It is understandable for children to have anxieties around social interactions since the pandemic began. With lockdown and social distancing, a primary response to coronavirus is that they may perceive others as unsafe. This could be unconscious. Children could also have a real fear of their loved ones becoming ill and dying. As children have not interacted with their friends or wider family as much as before, they may also become shy. The following are some strategies to help your child with their social anxieties.
Reinforce that it is okay to be outside and it is not ‘breaking the rules’. Look at the things you can do as well as the things you can’t do. Give examples by making up social stories. Emphasise kindness to both themselves and others. Blaming others isn’t helpful and can create more fear.
As much as possible only allow your child to hear age-appropriate facts. For a guide on answering children’s questions on coronavirus, visit the children’s commissioner website.

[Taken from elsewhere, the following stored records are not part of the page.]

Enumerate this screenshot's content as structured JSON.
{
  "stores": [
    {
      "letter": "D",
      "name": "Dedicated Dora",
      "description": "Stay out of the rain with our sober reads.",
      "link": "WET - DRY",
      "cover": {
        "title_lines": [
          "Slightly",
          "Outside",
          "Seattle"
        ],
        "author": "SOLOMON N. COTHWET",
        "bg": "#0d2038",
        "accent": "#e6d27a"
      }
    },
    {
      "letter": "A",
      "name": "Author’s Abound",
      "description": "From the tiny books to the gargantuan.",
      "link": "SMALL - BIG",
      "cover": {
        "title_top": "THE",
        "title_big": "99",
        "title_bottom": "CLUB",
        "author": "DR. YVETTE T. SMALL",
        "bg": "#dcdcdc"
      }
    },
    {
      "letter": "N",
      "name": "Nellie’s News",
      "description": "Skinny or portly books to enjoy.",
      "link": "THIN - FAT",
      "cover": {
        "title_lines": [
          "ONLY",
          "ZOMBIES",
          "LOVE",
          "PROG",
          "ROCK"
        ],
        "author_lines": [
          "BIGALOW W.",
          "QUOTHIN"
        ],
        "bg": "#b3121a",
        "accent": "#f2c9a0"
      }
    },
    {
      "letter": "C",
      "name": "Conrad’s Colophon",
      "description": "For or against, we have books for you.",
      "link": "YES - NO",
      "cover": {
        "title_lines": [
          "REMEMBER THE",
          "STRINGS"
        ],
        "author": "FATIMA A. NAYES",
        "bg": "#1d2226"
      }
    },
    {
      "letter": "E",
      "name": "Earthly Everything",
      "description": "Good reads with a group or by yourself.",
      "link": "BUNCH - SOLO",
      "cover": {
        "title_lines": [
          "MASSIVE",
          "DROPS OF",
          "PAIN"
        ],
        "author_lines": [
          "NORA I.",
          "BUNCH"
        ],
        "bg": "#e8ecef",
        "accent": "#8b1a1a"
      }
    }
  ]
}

Make a list together of the things you can control and things you can’t control. This can help your child feel more in control of what they can do about the virus. For example, ‘I can’t control other people walking close to me, but I can control where I choose to walk.’ Try writing a gratitude journal together. As a family highlight all of the positive things that have happened that day or things you are grateful for. If your child is going to be wearing a mask, have a look at colourful masks made for children or even make your own together. By giving them some control, it can help ease some of the anxiety.
Some social anxiety can come from fears of not knowing what to say/feeling stupid/not wanting to do the wrong thing and be rejected. This can often stem from low self-esteem. Strengths-based activities can be excellent for this, such as:
Explore the worries together. Have a worry jar, worry box or worry monster to give your child a place to write their fears and then talk about them together.
Draw your child’s worries together and make them into a story to play together. Can the child change the story or the outcome? What is the solution to the worry?
There are some great storybooks about worries that you could read together, such as ‘The Huge Bag of Worries‘.
Is there a family member or friend that your child is particularly missing? Perhaps you have a family member who is self-isolating.
Start short with social interactions. For example, a walk or bike ride past a friends house and wave or say hello outside. Your child may have something they want to show the friend to take with them. Increase the time slowly and go at your child’s pace.
Our thanks to Erin May. MSc Children’s Therapist. Find her book on ‘How to become a trauma friendly classroom’ on her website.
Home-Start Central Bedfordshire, The Annexe, Downside Neighbourhood Centre, Dunstable, Bedfordshire, LU54AS, England. A charitable company limited by guarantee. Registered in England and Wales, registered charity no. 1109262. Company Reg No. 5414484.
Email: firstname.lastname@example.org | Tel: 01582 660061